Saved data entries
·····

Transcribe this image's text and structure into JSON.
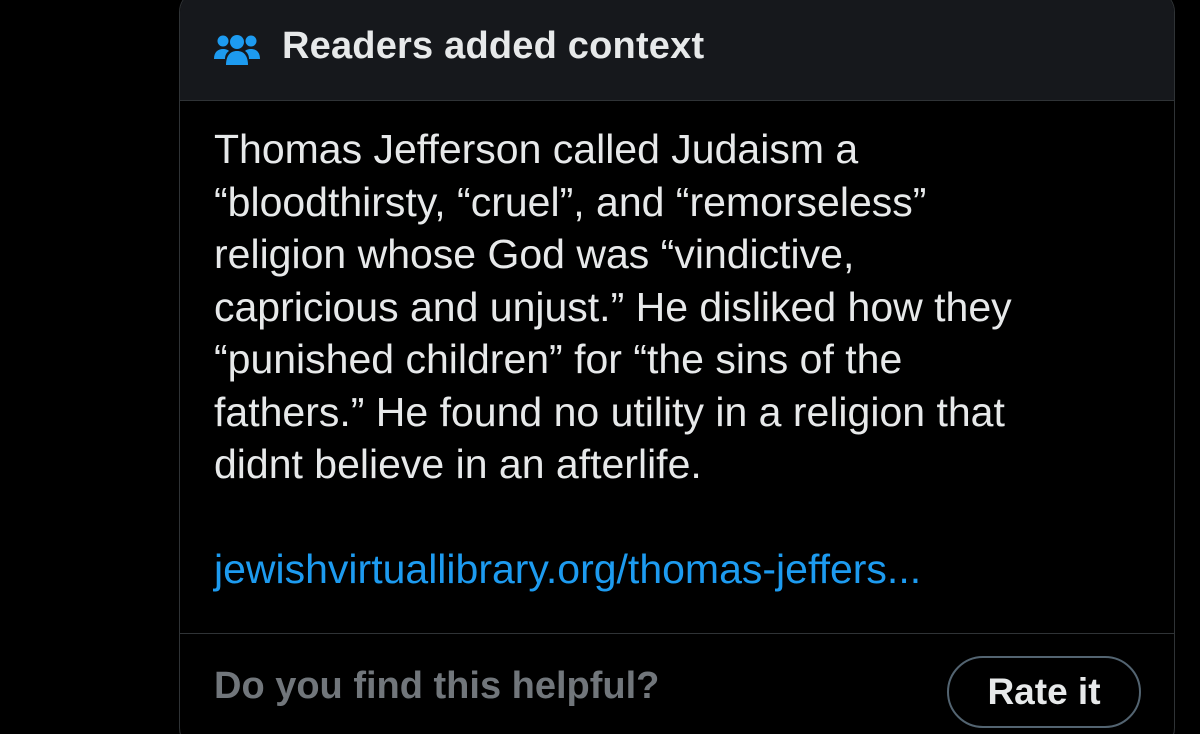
{
  "note": {
    "header_title": "Readers added context",
    "header_icon": "people-group-icon",
    "body_text": "Thomas Jefferson called Judaism a\n“bloodthirsty, “cruel”, and “remorseless”\nreligion whose God was “vindictive,\ncapricious and unjust.” He disliked how they\n“punished children” for “the sins of the\nfathers.” He found no utility in a religion that\ndidnt believe in an afterlife.",
    "source_link": "jewishvirtuallibrary.org/thomas-jeffers..."
  },
  "footer": {
    "prompt": "Do you find this helpful?",
    "rate_label": "Rate it"
  },
  "colors": {
    "background": "#000000",
    "header_bg": "#16181c",
    "border": "#2f3336",
    "text_primary": "#e7e9ea",
    "text_secondary": "#71767b",
    "link": "#1d9bf0"
  }
}
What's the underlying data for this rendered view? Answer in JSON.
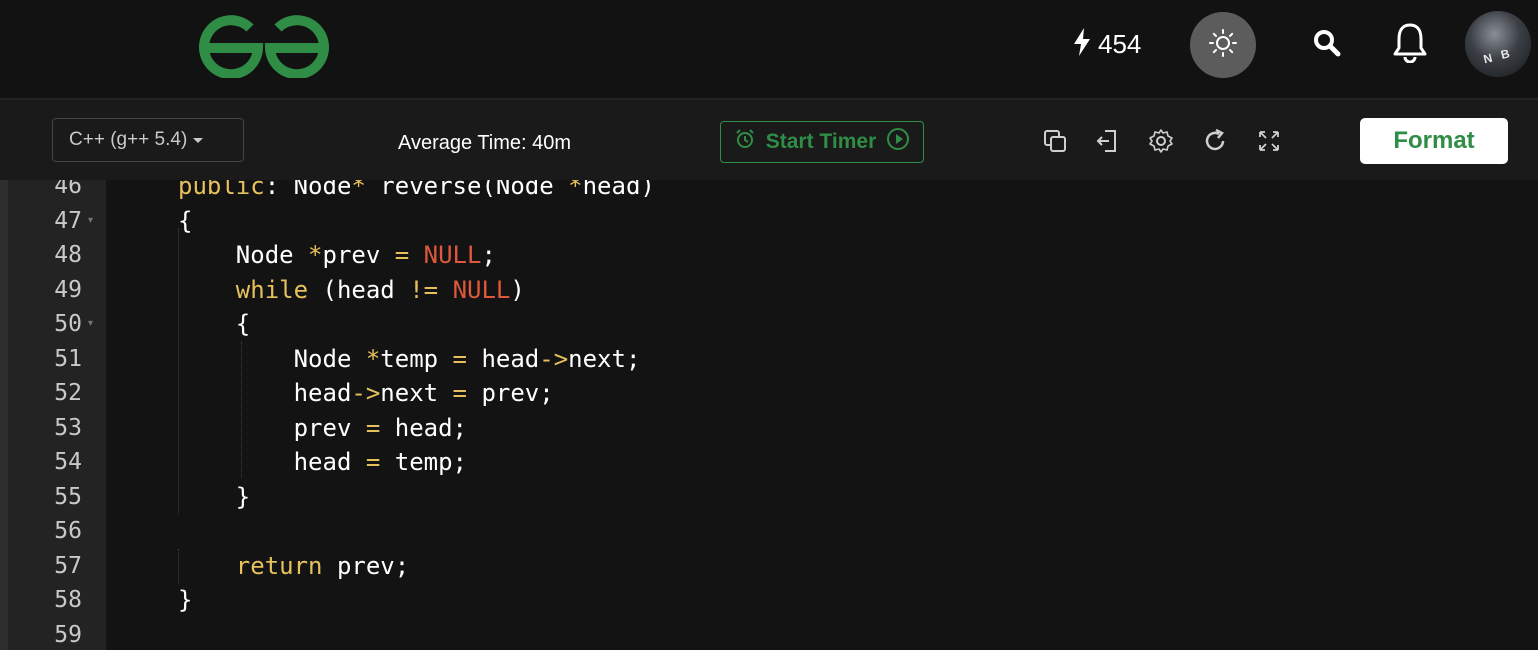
{
  "nav": {
    "logo": "geeksforgeeks-logo",
    "streak_icon": "lightning-icon",
    "streak_count": "454",
    "theme_icon": "sun-icon",
    "search_icon": "search-icon",
    "notification_icon": "bell-icon",
    "avatar_initials": "N B"
  },
  "toolbar": {
    "language": "C++ (g++ 5.4)",
    "average_time": "Average Time: 40m",
    "start_timer_label": "Start Timer",
    "icons": [
      "copy-icon",
      "exit-icon",
      "settings-icon",
      "reset-icon",
      "fullscreen-icon"
    ],
    "format_label": "Format"
  },
  "editor": {
    "lines": [
      {
        "number": "46",
        "tokens": [
          {
            "t": "public",
            "c": "kw"
          },
          {
            "t": ": Node"
          },
          {
            "t": "*",
            "c": "op"
          },
          {
            "t": " reverse(Node "
          },
          {
            "t": "*",
            "c": "op"
          },
          {
            "t": "head)"
          }
        ]
      },
      {
        "number": "47",
        "fold": true,
        "tokens": [
          {
            "t": "{"
          }
        ]
      },
      {
        "number": "48",
        "tokens": [
          {
            "t": "    Node "
          },
          {
            "t": "*",
            "c": "op"
          },
          {
            "t": "prev "
          },
          {
            "t": "=",
            "c": "op"
          },
          {
            "t": " "
          },
          {
            "t": "NULL",
            "c": "nul"
          },
          {
            "t": ";"
          }
        ]
      },
      {
        "number": "49",
        "tokens": [
          {
            "t": "    "
          },
          {
            "t": "while",
            "c": "kw"
          },
          {
            "t": " (head "
          },
          {
            "t": "!=",
            "c": "op"
          },
          {
            "t": " "
          },
          {
            "t": "NULL",
            "c": "nul"
          },
          {
            "t": ")"
          }
        ]
      },
      {
        "number": "50",
        "fold": true,
        "tokens": [
          {
            "t": "    {"
          }
        ]
      },
      {
        "number": "51",
        "tokens": [
          {
            "t": "        Node "
          },
          {
            "t": "*",
            "c": "op"
          },
          {
            "t": "temp "
          },
          {
            "t": "=",
            "c": "op"
          },
          {
            "t": " head"
          },
          {
            "t": "->",
            "c": "op"
          },
          {
            "t": "next;"
          }
        ]
      },
      {
        "number": "52",
        "tokens": [
          {
            "t": "        head"
          },
          {
            "t": "->",
            "c": "op"
          },
          {
            "t": "next "
          },
          {
            "t": "=",
            "c": "op"
          },
          {
            "t": " prev;"
          }
        ]
      },
      {
        "number": "53",
        "tokens": [
          {
            "t": "        prev "
          },
          {
            "t": "=",
            "c": "op"
          },
          {
            "t": " head;"
          }
        ]
      },
      {
        "number": "54",
        "tokens": [
          {
            "t": "        head "
          },
          {
            "t": "=",
            "c": "op"
          },
          {
            "t": " temp;"
          }
        ]
      },
      {
        "number": "55",
        "tokens": [
          {
            "t": "    }"
          }
        ]
      },
      {
        "number": "56",
        "tokens": []
      },
      {
        "number": "57",
        "tokens": [
          {
            "t": "    "
          },
          {
            "t": "return",
            "c": "kw"
          },
          {
            "t": " prev;"
          }
        ]
      },
      {
        "number": "58",
        "tokens": [
          {
            "t": "}"
          }
        ]
      },
      {
        "number": "59",
        "tokens": []
      }
    ]
  },
  "colors": {
    "brand_green": "#2f8d46",
    "keyword": "#e6c15b",
    "constant": "#e0583b",
    "background": "#131313"
  }
}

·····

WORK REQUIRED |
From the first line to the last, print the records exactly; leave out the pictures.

YOUR SOLUTION |
Transcribe this image's text and structure into JSON.
{
  "note": {
    "header_title": "Readers added context",
    "header_icon": "people-group-icon",
    "body_text": "Thomas Jefferson called Judaism a\n“bloodthirsty, “cruel”, and “remorseless”\nreligion whose God was “vindictive,\ncapricious and unjust.” He disliked how they\n“punished children” for “the sins of the\nfathers.” He found no utility in a religion that\ndidnt believe in an afterlife.",
    "source_link": "jewishvirtuallibrary.org/thomas-jeffers..."
  },
  "footer": {
    "prompt": "Do you find this helpful?",
    "rate_label": "Rate it"
  },
  "colors": {
    "background": "#000000",
    "header_bg": "#16181c",
    "border": "#2f3336",
    "text_primary": "#e7e9ea",
    "text_secondary": "#71767b",
    "link": "#1d9bf0"
  }
}
What's the underlying data for this rendered view? Answer in JSON.
{
  "nav": {
    "logo": "geeksforgeeks-logo",
    "streak_icon": "lightning-icon",
    "streak_count": "454",
    "theme_icon": "sun-icon",
    "search_icon": "search-icon",
    "notification_icon": "bell-icon",
    "avatar_initials": "N B"
  },
  "toolbar": {
    "language": "C++ (g++ 5.4)",
    "average_time": "Average Time: 40m",
    "start_timer_label": "Start Timer",
    "icons": [
      "copy-icon",
      "exit-icon",
      "settings-icon",
      "reset-icon",
      "fullscreen-icon"
    ],
    "format_label": "Format"
  },
  "editor": {
    "lines": [
      {
        "number": "46",
        "tokens": [
          {
            "t": "public",
            "c": "kw"
          },
          {
            "t": ": Node"
          },
          {
            "t": "*",
            "c": "op"
          },
          {
            "t": " reverse(Node "
          },
          {
            "t": "*",
            "c": "op"
          },
          {
            "t": "head)"
          }
        ]
      },
      {
        "number": "47",
        "fold": true,
        "tokens": [
          {
            "t": "{"
          }
        ]
      },
      {
        "number": "48",
        "tokens": [
          {
            "t": "    Node "
          },
          {
            "t": "*",
            "c": "op"
          },
          {
            "t": "prev "
          },
          {
            "t": "=",
            "c": "op"
          },
          {
            "t": " "
          },
          {
            "t": "NULL",
            "c": "nul"
          },
          {
            "t": ";"
          }
        ]
      },
      {
        "number": "49",
        "tokens": [
          {
            "t": "    "
          },
          {
            "t": "while",
            "c": "kw"
          },
          {
            "t": " (head "
          },
          {
            "t": "!=",
            "c": "op"
          },
          {
            "t": " "
          },
          {
            "t": "NULL",
            "c": "nul"
          },
          {
            "t": ")"
          }
        ]
      },
      {
        "number": "50",
        "fold": true,
        "tokens": [
          {
            "t": "    {"
          }
        ]
      },
      {
        "number": "51",
        "tokens": [
          {
            "t": "        Node "
          },
          {
            "t": "*",
            "c": "op"
          },
          {
            "t": "temp "
          },
          {
            "t": "=",
            "c": "op"
          },
          {
            "t": " head"
          },
          {
            "t": "->",
            "c": "op"
          },
          {
            "t": "next;"
          }
        ]
      },
      {
        "number": "52",
        "tokens": [
          {
            "t": "        head"
          },
          {
            "t": "->",
            "c": "op"
          },
          {
            "t": "next "
          },
          {
            "t": "=",
            "c": "op"
          },
          {
            "t": " prev;"
          }
        ]
      },
      {
        "number": "53",
        "tokens": [
          {
            "t": "        prev "
          },
          {
            "t": "=",
            "c": "op"
          },
          {
            "t": " head;"
          }
        ]
      },
      {
        "number": "54",
        "tokens": [
          {
            "t": "        head "
          },
          {
            "t": "=",
            "c": "op"
          },
          {
            "t": " temp;"
          }
        ]
      },
      {
        "number": "55",
        "tokens": [
          {
            "t": "    }"
          }
        ]
      },
      {
        "number": "56",
        "tokens": []
      },
      {
        "number": "57",
        "tokens": [
          {
            "t": "    "
          },
          {
            "t": "return",
            "c": "kw"
          },
          {
            "t": " prev;"
          }
        ]
      },
      {
        "number": "58",
        "tokens": [
          {
            "t": "}"
          }
        ]
      },
      {
        "number": "59",
        "tokens": []
      }
    ]
  },
  "colors": {
    "brand_green": "#2f8d46",
    "keyword": "#e6c15b",
    "constant": "#e0583b",
    "background": "#131313"
  }
}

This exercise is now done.